Return every line from the records below with the string "posts".
╔══
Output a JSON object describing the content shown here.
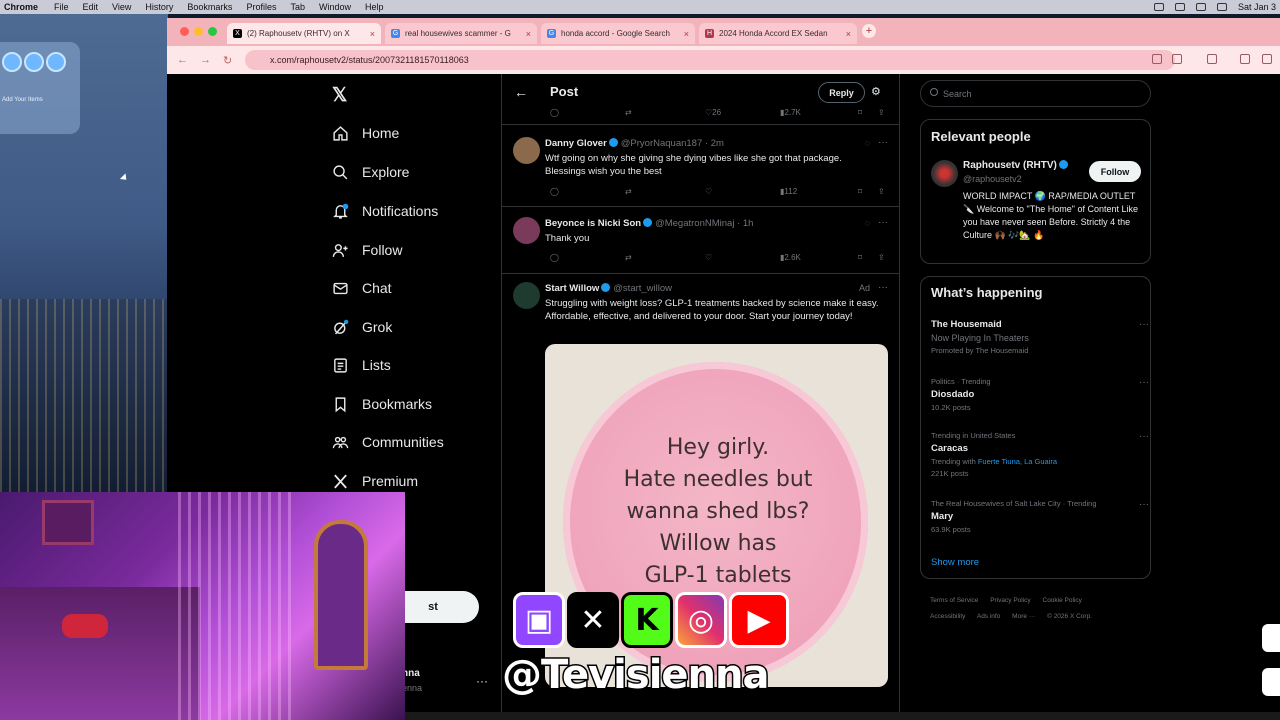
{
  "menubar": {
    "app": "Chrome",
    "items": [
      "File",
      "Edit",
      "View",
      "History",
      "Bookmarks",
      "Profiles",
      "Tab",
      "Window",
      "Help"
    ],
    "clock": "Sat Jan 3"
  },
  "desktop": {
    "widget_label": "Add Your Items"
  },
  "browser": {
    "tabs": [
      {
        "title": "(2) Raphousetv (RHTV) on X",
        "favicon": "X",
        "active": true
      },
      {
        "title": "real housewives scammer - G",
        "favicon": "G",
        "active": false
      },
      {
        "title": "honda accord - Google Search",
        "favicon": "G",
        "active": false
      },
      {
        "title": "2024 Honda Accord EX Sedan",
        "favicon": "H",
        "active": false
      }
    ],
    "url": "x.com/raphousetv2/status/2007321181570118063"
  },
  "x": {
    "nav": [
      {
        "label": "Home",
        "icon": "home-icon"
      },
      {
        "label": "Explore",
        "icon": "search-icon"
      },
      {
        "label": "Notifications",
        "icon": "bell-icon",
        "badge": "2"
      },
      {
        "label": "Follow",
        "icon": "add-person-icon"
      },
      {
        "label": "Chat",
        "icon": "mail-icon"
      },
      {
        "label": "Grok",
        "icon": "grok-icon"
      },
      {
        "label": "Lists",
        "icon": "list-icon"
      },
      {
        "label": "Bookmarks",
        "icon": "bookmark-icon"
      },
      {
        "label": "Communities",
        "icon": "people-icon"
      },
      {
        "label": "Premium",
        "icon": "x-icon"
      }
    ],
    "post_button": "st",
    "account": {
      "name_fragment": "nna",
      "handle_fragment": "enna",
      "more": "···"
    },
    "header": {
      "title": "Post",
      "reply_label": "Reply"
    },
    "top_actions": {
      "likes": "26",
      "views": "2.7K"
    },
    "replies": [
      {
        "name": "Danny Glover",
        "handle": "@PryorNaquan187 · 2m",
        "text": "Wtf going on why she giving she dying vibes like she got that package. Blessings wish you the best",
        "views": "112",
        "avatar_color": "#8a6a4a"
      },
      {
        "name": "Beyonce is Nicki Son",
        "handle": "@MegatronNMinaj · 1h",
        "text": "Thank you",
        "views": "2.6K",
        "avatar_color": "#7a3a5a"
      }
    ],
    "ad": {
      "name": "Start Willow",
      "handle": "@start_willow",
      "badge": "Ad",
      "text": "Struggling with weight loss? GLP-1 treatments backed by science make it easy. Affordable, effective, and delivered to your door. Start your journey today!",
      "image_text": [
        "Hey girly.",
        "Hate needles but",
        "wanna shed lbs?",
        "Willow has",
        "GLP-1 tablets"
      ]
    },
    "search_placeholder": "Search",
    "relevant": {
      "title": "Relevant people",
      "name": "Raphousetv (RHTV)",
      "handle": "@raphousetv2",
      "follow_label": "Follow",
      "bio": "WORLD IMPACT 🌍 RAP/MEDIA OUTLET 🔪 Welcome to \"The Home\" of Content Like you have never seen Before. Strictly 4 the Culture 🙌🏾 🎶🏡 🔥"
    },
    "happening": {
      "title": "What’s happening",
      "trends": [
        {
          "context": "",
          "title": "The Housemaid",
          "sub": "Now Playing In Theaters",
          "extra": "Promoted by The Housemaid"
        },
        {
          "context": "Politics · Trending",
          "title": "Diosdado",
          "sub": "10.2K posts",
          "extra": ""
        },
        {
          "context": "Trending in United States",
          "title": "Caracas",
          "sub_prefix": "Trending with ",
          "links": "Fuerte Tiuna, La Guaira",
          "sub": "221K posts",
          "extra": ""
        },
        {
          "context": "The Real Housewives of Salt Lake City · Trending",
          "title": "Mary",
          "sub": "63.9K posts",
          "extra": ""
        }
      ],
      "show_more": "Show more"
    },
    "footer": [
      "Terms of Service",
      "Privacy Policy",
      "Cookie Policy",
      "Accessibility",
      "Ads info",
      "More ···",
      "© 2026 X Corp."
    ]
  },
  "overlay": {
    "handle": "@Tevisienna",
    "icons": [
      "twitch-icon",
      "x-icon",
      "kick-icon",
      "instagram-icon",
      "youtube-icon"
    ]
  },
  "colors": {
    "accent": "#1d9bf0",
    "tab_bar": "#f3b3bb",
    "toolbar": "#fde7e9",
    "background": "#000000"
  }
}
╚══
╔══
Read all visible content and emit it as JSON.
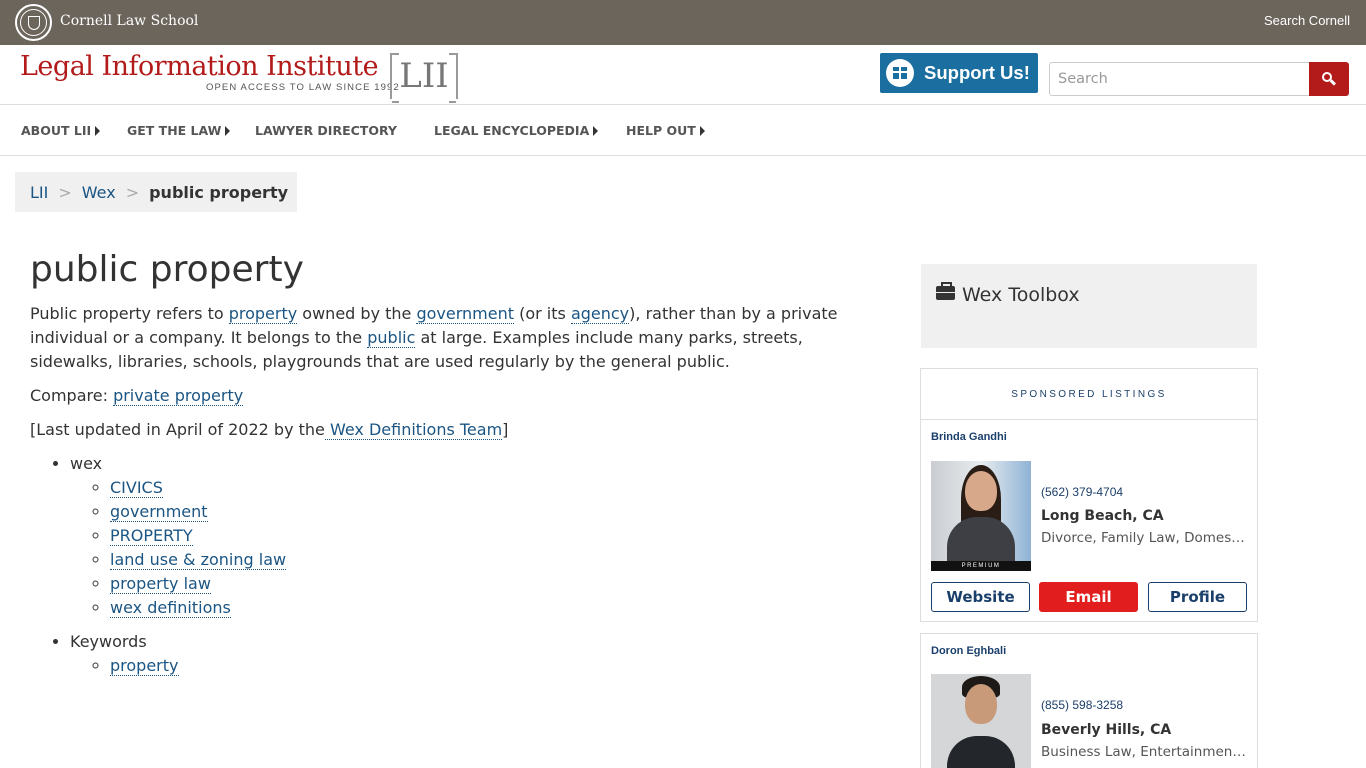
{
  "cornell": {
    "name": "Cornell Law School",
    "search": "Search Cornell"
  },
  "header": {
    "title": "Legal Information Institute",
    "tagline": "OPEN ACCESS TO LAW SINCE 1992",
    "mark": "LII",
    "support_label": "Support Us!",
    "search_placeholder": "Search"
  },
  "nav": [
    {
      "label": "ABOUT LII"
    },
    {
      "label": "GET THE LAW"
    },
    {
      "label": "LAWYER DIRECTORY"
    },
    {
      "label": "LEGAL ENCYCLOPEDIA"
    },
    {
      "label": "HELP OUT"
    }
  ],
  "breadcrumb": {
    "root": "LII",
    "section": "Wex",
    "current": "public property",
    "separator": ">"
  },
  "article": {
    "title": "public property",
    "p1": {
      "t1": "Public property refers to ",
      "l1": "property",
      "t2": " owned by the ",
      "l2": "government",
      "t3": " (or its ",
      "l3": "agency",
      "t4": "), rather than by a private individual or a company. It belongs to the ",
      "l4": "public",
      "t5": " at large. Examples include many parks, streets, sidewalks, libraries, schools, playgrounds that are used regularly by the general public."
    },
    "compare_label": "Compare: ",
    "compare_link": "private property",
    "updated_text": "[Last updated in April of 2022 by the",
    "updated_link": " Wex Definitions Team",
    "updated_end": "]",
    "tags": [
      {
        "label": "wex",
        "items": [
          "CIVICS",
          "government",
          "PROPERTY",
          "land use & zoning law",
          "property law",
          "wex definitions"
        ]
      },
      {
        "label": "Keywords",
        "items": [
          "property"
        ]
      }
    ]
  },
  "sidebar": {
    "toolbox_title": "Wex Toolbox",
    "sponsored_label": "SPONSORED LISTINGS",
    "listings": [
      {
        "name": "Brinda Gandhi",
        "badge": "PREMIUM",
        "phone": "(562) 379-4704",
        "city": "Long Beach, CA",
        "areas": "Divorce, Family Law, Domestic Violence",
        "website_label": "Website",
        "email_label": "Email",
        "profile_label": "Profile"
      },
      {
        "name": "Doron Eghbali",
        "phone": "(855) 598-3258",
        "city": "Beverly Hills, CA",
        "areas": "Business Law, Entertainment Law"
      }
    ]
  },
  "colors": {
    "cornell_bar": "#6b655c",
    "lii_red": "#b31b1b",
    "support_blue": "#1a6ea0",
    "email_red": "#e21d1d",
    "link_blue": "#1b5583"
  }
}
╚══
**SOLUTION**
          "sub": "10.2K posts",
          "sub": "221K posts",
          "sub": "63.9K posts",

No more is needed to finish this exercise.